##### Supplied data
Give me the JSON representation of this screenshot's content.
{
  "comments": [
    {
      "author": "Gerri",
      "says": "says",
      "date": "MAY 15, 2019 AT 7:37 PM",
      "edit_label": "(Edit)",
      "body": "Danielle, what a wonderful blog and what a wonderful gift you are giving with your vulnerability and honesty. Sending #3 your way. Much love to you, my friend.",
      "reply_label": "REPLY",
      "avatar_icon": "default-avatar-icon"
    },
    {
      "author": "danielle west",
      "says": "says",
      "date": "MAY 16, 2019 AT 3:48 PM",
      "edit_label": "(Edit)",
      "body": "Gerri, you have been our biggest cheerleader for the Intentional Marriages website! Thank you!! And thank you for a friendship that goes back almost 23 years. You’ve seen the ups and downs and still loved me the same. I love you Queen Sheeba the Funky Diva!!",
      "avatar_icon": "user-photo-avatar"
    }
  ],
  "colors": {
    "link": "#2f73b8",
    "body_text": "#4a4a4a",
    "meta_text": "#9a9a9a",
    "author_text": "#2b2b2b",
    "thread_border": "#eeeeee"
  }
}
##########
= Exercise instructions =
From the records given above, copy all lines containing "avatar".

= Task response =
      "avatar_icon": "default-avatar-icon"
      "avatar_icon": "user-photo-avatar"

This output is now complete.